Element data from apps and pages
Start of Block
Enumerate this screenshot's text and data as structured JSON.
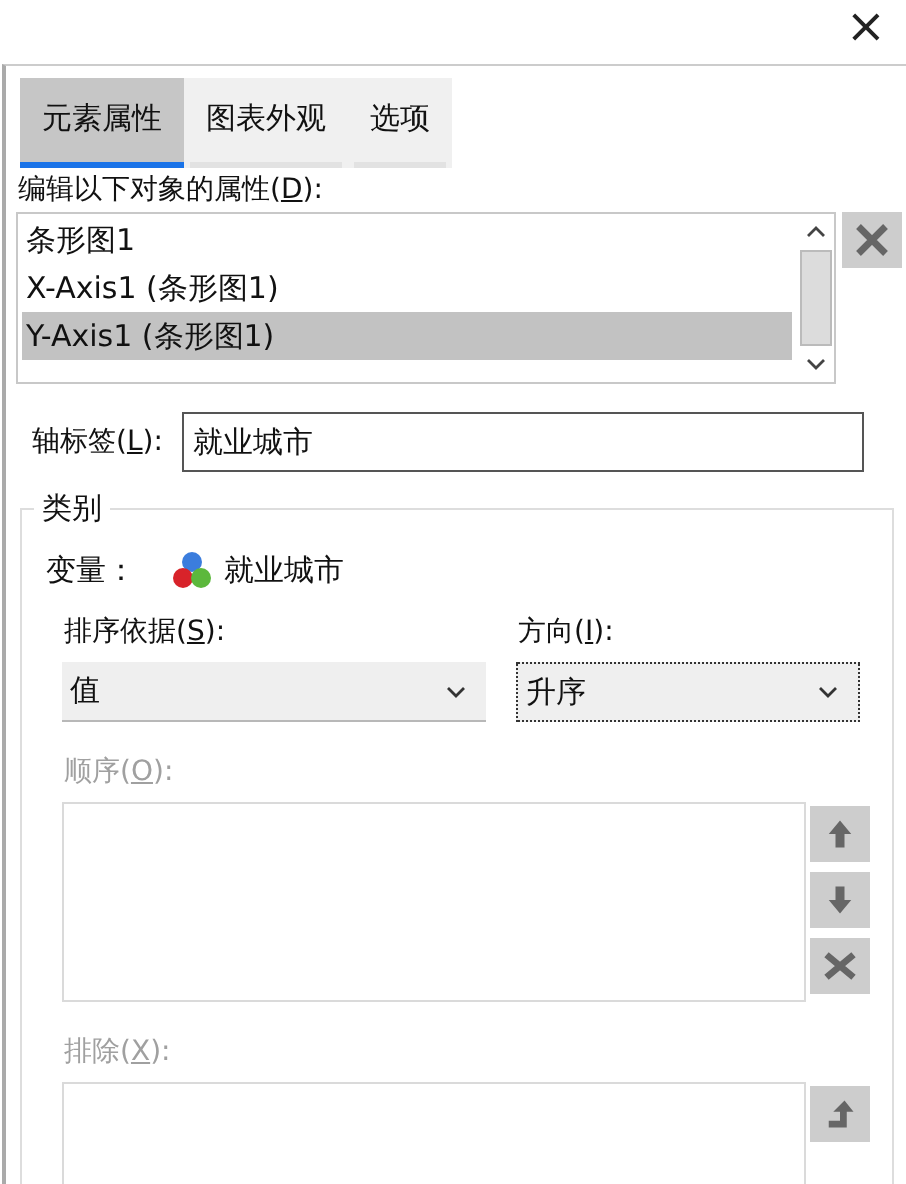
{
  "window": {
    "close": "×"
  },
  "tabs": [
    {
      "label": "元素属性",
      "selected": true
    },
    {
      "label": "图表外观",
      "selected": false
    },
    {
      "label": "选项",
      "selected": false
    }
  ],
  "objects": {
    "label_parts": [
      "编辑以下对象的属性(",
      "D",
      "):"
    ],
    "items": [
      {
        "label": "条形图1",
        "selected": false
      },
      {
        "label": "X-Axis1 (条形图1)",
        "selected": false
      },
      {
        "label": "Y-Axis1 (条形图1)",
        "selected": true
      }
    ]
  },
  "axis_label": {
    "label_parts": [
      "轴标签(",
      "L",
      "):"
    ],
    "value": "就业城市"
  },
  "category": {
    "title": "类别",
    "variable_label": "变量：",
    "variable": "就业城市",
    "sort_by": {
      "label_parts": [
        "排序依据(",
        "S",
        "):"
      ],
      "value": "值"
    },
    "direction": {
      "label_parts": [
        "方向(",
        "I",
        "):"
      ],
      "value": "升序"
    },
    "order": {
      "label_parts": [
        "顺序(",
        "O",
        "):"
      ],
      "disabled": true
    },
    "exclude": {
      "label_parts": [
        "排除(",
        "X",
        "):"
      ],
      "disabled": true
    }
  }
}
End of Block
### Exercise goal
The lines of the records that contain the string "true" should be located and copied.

### The completed task
      "selected": true
        "selected": true
      "disabled": true
      "disabled": true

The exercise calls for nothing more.